Segment Open

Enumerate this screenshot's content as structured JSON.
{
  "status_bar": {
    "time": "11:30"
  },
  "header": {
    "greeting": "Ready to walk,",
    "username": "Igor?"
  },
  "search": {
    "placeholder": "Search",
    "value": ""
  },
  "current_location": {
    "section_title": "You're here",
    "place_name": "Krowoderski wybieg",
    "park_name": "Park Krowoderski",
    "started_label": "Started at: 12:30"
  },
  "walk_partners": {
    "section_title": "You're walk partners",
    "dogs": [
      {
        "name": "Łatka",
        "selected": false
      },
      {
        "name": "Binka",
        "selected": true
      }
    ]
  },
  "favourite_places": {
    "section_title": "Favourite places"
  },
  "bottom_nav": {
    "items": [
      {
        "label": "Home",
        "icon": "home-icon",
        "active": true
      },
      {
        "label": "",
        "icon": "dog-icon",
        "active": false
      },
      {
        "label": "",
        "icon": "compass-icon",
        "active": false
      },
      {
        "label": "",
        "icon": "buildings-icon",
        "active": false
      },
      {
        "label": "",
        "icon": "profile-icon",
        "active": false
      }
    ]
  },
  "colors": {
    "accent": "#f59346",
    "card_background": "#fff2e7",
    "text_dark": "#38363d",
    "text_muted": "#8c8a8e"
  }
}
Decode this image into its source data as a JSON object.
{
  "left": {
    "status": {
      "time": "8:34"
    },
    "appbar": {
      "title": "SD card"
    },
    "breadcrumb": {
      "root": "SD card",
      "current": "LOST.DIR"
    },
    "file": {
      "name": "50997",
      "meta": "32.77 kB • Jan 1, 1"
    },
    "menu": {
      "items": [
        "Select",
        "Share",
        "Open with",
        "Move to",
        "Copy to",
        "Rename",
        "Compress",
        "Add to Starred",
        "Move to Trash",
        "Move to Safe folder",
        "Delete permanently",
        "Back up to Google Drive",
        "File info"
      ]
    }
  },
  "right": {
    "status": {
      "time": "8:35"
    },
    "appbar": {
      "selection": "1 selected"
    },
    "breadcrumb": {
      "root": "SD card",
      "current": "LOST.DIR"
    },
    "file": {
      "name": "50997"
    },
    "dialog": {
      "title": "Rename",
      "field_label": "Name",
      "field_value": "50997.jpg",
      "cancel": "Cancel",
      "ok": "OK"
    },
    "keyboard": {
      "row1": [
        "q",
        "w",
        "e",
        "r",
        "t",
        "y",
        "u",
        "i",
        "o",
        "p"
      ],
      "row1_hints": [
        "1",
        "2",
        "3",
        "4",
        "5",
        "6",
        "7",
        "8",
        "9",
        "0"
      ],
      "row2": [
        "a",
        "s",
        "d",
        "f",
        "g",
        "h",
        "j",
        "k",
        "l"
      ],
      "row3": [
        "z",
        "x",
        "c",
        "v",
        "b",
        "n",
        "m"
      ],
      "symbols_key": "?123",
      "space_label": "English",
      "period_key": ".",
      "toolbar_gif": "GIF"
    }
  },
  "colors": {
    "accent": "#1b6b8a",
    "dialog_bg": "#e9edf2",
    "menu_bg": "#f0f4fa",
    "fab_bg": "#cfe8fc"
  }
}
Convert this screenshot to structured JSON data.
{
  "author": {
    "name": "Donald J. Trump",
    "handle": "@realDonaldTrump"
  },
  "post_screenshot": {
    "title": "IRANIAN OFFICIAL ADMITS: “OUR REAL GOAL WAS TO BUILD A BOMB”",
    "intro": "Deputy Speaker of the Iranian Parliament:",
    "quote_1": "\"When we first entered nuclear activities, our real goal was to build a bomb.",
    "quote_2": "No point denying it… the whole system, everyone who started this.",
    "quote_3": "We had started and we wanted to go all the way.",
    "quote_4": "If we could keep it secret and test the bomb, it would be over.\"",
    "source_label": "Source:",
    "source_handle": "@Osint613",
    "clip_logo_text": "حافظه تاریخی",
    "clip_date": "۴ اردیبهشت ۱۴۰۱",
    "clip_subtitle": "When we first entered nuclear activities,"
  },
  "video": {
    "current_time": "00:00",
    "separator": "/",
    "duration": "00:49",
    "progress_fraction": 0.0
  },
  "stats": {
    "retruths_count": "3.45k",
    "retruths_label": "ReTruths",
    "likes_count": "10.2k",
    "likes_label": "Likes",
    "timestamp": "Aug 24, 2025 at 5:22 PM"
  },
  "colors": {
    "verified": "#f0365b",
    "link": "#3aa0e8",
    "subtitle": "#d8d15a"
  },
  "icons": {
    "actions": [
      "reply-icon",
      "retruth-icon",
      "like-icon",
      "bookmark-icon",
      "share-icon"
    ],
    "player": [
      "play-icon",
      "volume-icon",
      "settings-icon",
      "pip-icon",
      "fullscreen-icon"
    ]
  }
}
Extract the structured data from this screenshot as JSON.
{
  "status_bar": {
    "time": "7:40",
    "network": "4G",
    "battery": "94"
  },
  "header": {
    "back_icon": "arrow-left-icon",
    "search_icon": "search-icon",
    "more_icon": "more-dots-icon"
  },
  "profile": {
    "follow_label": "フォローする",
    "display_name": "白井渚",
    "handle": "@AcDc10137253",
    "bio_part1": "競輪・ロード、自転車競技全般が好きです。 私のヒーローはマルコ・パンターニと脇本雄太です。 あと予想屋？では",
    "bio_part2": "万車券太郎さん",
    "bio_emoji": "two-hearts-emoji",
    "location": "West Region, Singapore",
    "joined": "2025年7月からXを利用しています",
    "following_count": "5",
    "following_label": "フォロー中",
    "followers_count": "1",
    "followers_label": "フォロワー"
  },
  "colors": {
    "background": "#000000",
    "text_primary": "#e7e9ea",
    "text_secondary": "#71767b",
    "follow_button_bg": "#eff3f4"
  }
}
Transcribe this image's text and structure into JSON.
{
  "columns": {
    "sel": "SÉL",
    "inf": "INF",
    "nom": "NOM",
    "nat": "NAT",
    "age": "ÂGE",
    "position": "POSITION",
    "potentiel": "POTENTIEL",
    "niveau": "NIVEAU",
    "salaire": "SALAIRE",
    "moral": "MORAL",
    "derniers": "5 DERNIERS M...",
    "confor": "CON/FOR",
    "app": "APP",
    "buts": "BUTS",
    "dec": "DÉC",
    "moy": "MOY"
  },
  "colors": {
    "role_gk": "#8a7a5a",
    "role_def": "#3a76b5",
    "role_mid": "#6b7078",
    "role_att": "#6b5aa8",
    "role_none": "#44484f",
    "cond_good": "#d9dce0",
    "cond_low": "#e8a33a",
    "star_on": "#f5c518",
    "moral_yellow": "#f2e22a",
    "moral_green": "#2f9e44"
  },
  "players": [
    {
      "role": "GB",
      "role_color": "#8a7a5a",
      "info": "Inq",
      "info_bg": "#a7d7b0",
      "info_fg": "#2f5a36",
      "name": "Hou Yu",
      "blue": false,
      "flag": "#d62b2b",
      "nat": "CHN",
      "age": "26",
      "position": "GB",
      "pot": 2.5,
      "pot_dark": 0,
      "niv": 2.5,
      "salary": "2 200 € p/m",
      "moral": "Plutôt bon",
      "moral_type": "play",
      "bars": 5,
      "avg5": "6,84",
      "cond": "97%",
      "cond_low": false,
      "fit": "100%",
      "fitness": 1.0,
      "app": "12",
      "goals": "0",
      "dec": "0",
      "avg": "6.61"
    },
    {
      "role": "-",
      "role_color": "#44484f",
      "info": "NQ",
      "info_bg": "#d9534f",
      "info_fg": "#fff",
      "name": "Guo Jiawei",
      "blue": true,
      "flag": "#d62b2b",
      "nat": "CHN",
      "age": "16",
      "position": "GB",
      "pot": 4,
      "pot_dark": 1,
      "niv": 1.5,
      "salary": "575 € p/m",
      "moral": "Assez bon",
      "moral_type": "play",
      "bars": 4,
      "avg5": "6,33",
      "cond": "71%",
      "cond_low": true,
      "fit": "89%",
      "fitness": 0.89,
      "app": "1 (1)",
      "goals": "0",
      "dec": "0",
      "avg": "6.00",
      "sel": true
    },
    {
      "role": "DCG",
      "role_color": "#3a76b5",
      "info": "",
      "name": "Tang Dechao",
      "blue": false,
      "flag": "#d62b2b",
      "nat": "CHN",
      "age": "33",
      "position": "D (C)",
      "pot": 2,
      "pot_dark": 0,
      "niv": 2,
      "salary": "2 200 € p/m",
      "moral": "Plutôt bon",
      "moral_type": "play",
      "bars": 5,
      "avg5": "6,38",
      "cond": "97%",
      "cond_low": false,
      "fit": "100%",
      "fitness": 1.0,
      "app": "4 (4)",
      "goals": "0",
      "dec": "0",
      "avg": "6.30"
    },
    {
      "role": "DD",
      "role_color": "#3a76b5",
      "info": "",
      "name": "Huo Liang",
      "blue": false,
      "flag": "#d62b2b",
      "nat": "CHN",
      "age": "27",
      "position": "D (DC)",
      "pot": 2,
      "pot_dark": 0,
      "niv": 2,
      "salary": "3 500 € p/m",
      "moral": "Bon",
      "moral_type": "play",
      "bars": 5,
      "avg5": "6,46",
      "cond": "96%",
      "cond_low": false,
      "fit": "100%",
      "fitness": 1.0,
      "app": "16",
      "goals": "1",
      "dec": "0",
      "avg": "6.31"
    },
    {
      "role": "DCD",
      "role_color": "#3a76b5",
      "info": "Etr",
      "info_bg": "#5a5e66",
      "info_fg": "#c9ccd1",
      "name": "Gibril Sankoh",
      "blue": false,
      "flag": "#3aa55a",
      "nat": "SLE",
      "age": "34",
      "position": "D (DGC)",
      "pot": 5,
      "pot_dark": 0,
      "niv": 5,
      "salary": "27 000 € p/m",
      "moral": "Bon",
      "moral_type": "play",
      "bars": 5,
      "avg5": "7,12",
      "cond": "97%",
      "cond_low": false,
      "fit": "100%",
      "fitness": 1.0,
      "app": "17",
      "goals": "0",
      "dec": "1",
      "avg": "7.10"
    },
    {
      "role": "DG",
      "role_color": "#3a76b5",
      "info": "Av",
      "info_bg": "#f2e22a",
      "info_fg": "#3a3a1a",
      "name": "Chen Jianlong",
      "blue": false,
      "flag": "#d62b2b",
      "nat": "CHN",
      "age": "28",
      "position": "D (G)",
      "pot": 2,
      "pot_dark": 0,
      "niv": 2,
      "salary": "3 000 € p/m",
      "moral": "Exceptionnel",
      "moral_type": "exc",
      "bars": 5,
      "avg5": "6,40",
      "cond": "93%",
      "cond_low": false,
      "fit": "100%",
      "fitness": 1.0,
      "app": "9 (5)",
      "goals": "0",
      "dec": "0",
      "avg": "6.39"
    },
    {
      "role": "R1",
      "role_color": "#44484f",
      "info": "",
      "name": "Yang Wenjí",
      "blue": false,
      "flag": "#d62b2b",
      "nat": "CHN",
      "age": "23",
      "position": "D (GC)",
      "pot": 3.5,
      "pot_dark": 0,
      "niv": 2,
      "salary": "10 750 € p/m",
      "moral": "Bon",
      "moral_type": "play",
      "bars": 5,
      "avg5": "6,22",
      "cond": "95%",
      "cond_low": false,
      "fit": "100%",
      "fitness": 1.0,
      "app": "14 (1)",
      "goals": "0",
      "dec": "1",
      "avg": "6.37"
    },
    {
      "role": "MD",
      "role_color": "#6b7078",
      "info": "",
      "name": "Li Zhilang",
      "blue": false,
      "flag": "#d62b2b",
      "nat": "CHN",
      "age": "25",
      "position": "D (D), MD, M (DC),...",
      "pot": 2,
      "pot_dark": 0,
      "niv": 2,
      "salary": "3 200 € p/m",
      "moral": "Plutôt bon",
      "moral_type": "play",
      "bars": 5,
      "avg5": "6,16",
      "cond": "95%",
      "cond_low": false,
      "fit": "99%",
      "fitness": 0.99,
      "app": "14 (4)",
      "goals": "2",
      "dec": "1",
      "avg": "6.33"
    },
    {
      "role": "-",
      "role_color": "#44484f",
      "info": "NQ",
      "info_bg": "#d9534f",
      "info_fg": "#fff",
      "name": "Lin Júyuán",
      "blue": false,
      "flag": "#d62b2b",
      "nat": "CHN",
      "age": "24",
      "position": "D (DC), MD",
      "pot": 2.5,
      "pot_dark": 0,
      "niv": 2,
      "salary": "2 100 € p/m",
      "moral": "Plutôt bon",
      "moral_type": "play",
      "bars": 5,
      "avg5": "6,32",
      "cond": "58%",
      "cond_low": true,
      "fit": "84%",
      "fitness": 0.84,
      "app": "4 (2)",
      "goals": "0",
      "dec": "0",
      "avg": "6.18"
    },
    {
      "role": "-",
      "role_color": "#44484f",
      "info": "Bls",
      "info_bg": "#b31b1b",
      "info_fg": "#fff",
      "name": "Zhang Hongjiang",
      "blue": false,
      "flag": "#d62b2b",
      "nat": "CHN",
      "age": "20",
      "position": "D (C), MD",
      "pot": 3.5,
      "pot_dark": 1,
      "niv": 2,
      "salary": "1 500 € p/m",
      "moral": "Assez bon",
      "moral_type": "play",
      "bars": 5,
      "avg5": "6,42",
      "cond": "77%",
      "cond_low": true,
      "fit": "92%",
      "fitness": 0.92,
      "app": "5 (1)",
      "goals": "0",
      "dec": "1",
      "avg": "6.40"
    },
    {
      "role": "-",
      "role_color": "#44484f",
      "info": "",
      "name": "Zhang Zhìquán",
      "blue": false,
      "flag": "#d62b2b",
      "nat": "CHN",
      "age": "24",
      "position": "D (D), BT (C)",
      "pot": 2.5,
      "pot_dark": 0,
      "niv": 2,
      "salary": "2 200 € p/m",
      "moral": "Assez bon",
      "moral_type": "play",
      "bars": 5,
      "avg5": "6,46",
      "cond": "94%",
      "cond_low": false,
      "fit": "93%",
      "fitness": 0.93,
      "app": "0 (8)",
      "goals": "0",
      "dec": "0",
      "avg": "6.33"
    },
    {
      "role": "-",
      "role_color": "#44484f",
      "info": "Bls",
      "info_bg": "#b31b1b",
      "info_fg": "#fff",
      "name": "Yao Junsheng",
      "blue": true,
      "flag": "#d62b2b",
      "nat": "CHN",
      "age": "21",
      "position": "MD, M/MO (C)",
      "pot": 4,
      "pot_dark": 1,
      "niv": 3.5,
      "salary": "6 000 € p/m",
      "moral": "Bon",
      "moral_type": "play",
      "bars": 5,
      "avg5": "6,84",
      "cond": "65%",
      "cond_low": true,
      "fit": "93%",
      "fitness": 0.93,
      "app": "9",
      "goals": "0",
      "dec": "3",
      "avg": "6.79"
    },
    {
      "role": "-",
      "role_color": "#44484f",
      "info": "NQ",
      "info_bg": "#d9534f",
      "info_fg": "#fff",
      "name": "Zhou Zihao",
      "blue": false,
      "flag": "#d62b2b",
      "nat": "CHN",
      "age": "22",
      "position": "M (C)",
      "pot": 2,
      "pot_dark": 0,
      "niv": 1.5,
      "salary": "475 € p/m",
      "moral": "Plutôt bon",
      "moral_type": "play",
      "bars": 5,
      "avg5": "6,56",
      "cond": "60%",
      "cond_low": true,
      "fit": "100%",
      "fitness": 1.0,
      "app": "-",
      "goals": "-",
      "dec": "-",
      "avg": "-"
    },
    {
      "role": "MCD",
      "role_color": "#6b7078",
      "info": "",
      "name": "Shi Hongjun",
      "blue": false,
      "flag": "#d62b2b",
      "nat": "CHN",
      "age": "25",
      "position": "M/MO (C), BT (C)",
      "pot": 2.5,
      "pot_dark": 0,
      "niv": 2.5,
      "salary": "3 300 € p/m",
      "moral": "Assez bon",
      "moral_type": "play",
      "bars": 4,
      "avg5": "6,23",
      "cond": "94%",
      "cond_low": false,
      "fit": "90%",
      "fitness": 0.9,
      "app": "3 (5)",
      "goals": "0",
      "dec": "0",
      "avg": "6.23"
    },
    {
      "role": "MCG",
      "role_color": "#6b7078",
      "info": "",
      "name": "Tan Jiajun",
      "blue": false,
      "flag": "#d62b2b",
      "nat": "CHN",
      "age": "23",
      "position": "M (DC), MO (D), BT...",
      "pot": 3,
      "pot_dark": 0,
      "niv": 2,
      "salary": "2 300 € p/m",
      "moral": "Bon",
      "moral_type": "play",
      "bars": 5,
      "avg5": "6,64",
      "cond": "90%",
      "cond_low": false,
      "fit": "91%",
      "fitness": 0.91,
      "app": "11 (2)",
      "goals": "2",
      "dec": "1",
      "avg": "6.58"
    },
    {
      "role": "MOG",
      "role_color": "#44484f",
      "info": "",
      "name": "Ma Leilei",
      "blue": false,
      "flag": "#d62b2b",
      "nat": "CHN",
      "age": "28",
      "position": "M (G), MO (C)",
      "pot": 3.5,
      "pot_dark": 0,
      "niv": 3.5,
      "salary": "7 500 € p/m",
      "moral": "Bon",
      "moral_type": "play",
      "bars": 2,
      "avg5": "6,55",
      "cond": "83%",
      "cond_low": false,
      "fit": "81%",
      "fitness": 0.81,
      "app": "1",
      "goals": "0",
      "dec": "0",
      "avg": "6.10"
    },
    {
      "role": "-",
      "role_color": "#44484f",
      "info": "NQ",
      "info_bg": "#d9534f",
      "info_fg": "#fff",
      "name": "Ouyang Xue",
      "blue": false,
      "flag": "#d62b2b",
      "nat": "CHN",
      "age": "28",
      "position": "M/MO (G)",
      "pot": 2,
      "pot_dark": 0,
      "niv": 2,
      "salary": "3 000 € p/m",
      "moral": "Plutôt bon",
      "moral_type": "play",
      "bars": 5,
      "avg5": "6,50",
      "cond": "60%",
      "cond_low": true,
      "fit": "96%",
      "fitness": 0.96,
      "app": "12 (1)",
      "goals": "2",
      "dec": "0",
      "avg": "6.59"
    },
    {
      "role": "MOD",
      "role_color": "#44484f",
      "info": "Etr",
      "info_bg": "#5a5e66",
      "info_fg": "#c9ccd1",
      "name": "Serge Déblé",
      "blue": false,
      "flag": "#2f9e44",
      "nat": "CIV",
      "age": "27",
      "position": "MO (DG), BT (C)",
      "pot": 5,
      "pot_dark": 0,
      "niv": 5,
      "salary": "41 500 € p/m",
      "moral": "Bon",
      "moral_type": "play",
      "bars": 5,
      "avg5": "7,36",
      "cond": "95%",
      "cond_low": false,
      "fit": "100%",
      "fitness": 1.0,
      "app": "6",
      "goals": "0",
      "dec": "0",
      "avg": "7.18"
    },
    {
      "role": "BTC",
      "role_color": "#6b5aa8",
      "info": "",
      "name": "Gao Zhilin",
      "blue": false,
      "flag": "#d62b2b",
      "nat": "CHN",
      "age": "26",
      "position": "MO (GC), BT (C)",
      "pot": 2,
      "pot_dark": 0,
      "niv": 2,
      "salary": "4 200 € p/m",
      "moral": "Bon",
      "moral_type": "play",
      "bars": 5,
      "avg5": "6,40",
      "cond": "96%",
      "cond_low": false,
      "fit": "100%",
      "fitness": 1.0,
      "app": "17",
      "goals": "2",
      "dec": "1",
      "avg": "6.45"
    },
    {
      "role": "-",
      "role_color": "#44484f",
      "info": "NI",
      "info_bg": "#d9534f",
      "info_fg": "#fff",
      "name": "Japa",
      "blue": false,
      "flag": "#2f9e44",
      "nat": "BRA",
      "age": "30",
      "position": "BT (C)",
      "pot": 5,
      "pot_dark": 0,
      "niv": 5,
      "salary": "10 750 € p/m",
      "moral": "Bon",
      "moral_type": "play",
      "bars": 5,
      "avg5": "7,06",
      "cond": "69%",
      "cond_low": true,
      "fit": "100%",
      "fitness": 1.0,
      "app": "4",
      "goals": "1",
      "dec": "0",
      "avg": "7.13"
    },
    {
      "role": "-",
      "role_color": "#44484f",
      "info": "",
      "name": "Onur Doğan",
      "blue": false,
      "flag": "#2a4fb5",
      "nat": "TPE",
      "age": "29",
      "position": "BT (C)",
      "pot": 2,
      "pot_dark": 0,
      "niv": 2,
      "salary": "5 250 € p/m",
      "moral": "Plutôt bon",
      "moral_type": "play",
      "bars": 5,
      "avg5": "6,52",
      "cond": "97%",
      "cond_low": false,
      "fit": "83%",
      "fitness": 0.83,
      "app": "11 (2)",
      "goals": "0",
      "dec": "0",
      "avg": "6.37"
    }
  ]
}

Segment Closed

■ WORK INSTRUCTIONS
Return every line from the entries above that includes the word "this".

■ WRITTEN ANSWER
Enumerate this screenshot's content as structured JSON.
Decode this image into its source data as a JSON object.
Convert this screenshot to structured JSON data.
    "quote_2": "No point denying it… the whole system, everyone who started this.",
Extract the structured data from this screenshot as JSON.
Transcribe this image's text and structure into JSON.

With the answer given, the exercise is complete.